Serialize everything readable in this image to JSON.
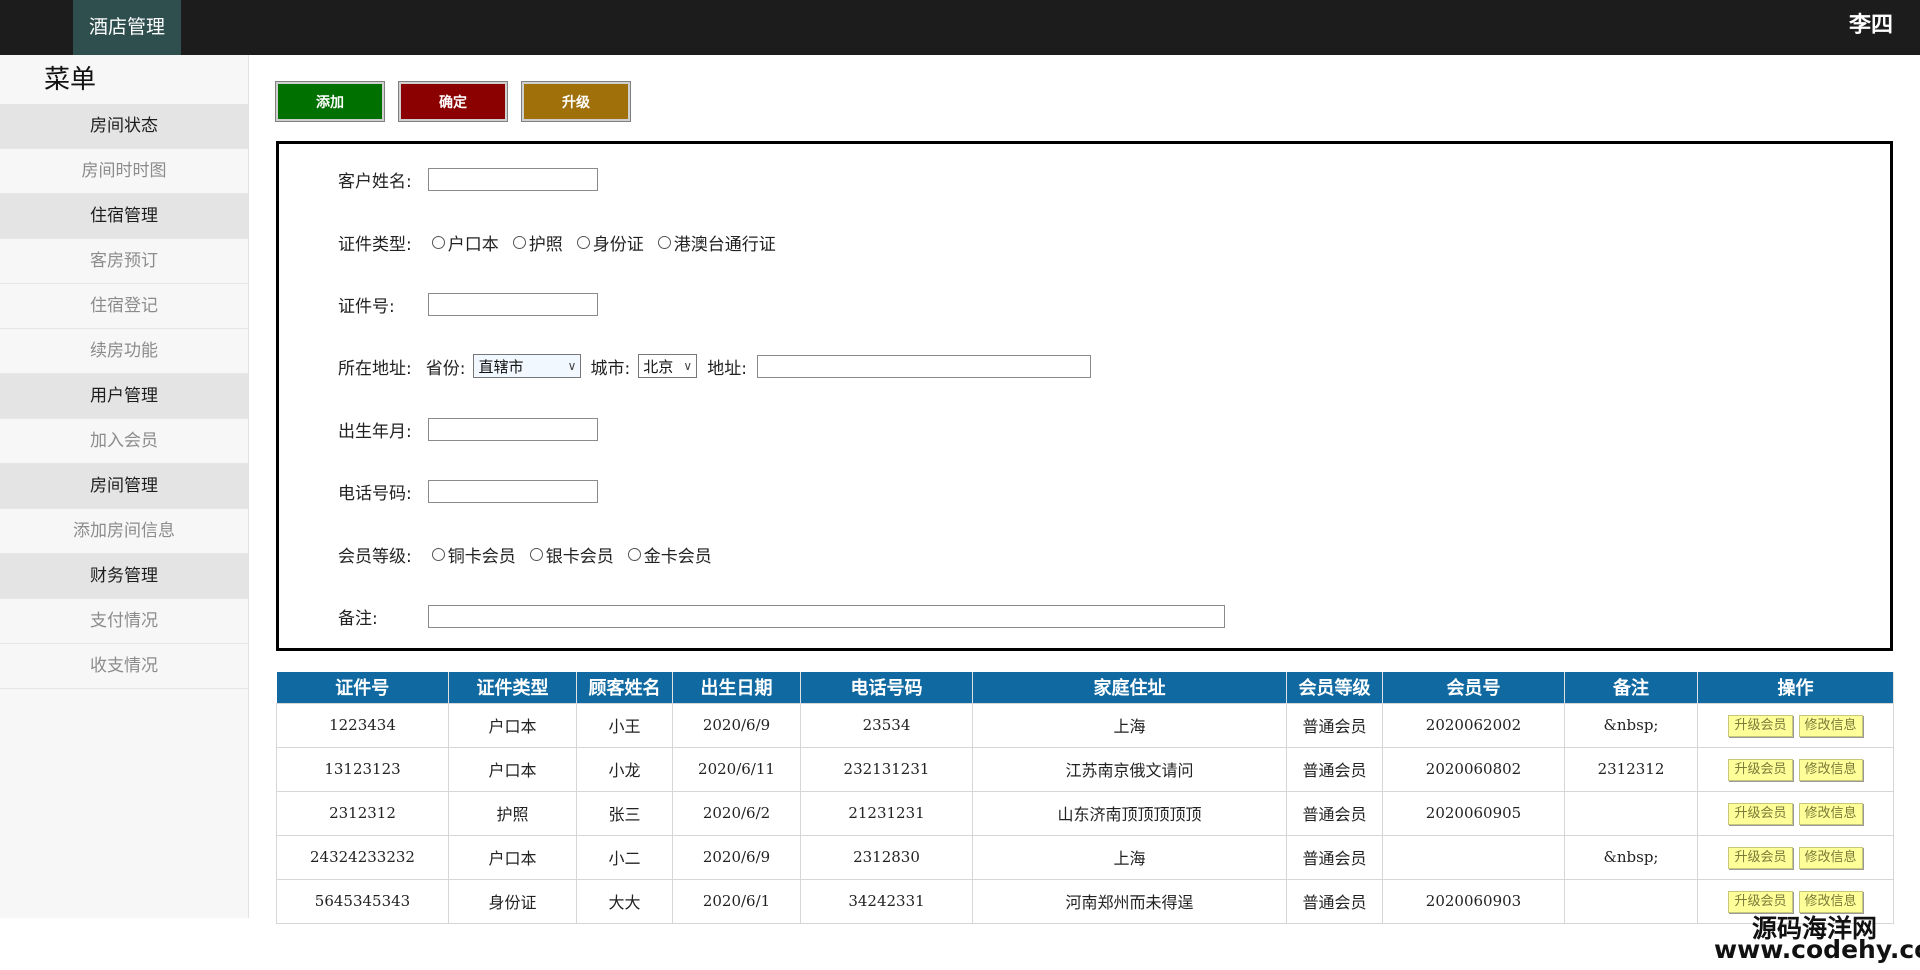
{
  "header": {
    "brand": "酒店管理",
    "user": "李四"
  },
  "sidebar": {
    "title": "菜单",
    "items": [
      {
        "label": "房间状态",
        "type": "group"
      },
      {
        "label": "房间时时图",
        "type": "sub"
      },
      {
        "label": "住宿管理",
        "type": "group"
      },
      {
        "label": "客房预订",
        "type": "sub"
      },
      {
        "label": "住宿登记",
        "type": "sub"
      },
      {
        "label": "续房功能",
        "type": "sub"
      },
      {
        "label": "用户管理",
        "type": "group"
      },
      {
        "label": "加入会员",
        "type": "sub"
      },
      {
        "label": "房间管理",
        "type": "group"
      },
      {
        "label": "添加房间信息",
        "type": "sub"
      },
      {
        "label": "财务管理",
        "type": "group"
      },
      {
        "label": "支付情况",
        "type": "sub"
      },
      {
        "label": "收支情况",
        "type": "sub"
      }
    ]
  },
  "toolbar": {
    "add": "添加",
    "confirm": "确定",
    "upgrade": "升级"
  },
  "form": {
    "name_label": "客户姓名:",
    "idtype_label": "证件类型:",
    "idtype_options": [
      "户口本",
      "护照",
      "身份证",
      "港澳台通行证"
    ],
    "idno_label": "证件号:",
    "address_label": "所在地址:",
    "province_label": "省份:",
    "province_value": "直辖市",
    "city_label": "城市:",
    "city_value": "北京",
    "addr_label": "地址:",
    "birth_label": "出生年月:",
    "phone_label": "电话号码:",
    "level_label": "会员等级:",
    "level_options": [
      "铜卡会员",
      "银卡会员",
      "金卡会员"
    ],
    "note_label": "备注:"
  },
  "table": {
    "headers": [
      "证件号",
      "证件类型",
      "顾客姓名",
      "出生日期",
      "电话号码",
      "家庭住址",
      "会员等级",
      "会员号",
      "备注",
      "操作"
    ],
    "op_upgrade": "升级会员",
    "op_edit": "修改信息",
    "rows": [
      [
        "1223434",
        "户口本",
        "小王",
        "2020/6/9",
        "23534",
        "上海",
        "普通会员",
        "2020062002",
        "&nbsp;"
      ],
      [
        "13123123",
        "户口本",
        "小龙",
        "2020/6/11",
        "232131231",
        "江苏南京俄文请问",
        "普通会员",
        "2020060802",
        "2312312"
      ],
      [
        "2312312",
        "护照",
        "张三",
        "2020/6/2",
        "21231231",
        "山东济南顶顶顶顶顶",
        "普通会员",
        "2020060905",
        ""
      ],
      [
        "24324233232",
        "户口本",
        "小二",
        "2020/6/9",
        "2312830",
        "上海",
        "普通会员",
        "",
        "&nbsp;"
      ],
      [
        "5645345343",
        "身份证",
        "大大",
        "2020/6/1",
        "34242331",
        "河南郑州而未得逞",
        "普通会员",
        "2020060903",
        ""
      ]
    ]
  },
  "watermark": {
    "line1": "源码海洋网",
    "line2": "www.codehy.com"
  }
}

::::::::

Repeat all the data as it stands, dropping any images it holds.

Serialize everything readable in this image to JSON.
{
  "header": {
    "brand": "酒店管理",
    "user": "李四"
  },
  "sidebar": {
    "title": "菜单",
    "items": [
      {
        "label": "房间状态",
        "type": "group"
      },
      {
        "label": "房间时时图",
        "type": "sub"
      },
      {
        "label": "住宿管理",
        "type": "group"
      },
      {
        "label": "客房预订",
        "type": "sub"
      },
      {
        "label": "住宿登记",
        "type": "sub"
      },
      {
        "label": "续房功能",
        "type": "sub"
      },
      {
        "label": "用户管理",
        "type": "group"
      },
      {
        "label": "加入会员",
        "type": "sub"
      },
      {
        "label": "房间管理",
        "type": "group"
      },
      {
        "label": "添加房间信息",
        "type": "sub"
      },
      {
        "label": "财务管理",
        "type": "group"
      },
      {
        "label": "支付情况",
        "type": "sub"
      },
      {
        "label": "收支情况",
        "type": "sub"
      }
    ]
  },
  "toolbar": {
    "add": "添加",
    "confirm": "确定",
    "upgrade": "升级"
  },
  "form": {
    "name_label": "客户姓名:",
    "idtype_label": "证件类型:",
    "idtype_options": [
      "户口本",
      "护照",
      "身份证",
      "港澳台通行证"
    ],
    "idno_label": "证件号:",
    "address_label": "所在地址:",
    "province_label": "省份:",
    "province_value": "直辖市",
    "city_label": "城市:",
    "city_value": "北京",
    "addr_label": "地址:",
    "birth_label": "出生年月:",
    "phone_label": "电话号码:",
    "level_label": "会员等级:",
    "level_options": [
      "铜卡会员",
      "银卡会员",
      "金卡会员"
    ],
    "note_label": "备注:"
  },
  "table": {
    "headers": [
      "证件号",
      "证件类型",
      "顾客姓名",
      "出生日期",
      "电话号码",
      "家庭住址",
      "会员等级",
      "会员号",
      "备注",
      "操作"
    ],
    "op_upgrade": "升级会员",
    "op_edit": "修改信息",
    "rows": [
      [
        "1223434",
        "户口本",
        "小王",
        "2020/6/9",
        "23534",
        "上海",
        "普通会员",
        "2020062002",
        "&nbsp;"
      ],
      [
        "13123123",
        "户口本",
        "小龙",
        "2020/6/11",
        "232131231",
        "江苏南京俄文请问",
        "普通会员",
        "2020060802",
        "2312312"
      ],
      [
        "2312312",
        "护照",
        "张三",
        "2020/6/2",
        "21231231",
        "山东济南顶顶顶顶顶",
        "普通会员",
        "2020060905",
        ""
      ],
      [
        "24324233232",
        "户口本",
        "小二",
        "2020/6/9",
        "2312830",
        "上海",
        "普通会员",
        "",
        "&nbsp;"
      ],
      [
        "5645345343",
        "身份证",
        "大大",
        "2020/6/1",
        "34242331",
        "河南郑州而未得逞",
        "普通会员",
        "2020060903",
        ""
      ]
    ]
  },
  "watermark": {
    "line1": "源码海洋网",
    "line2": "www.codehy.com"
  }
}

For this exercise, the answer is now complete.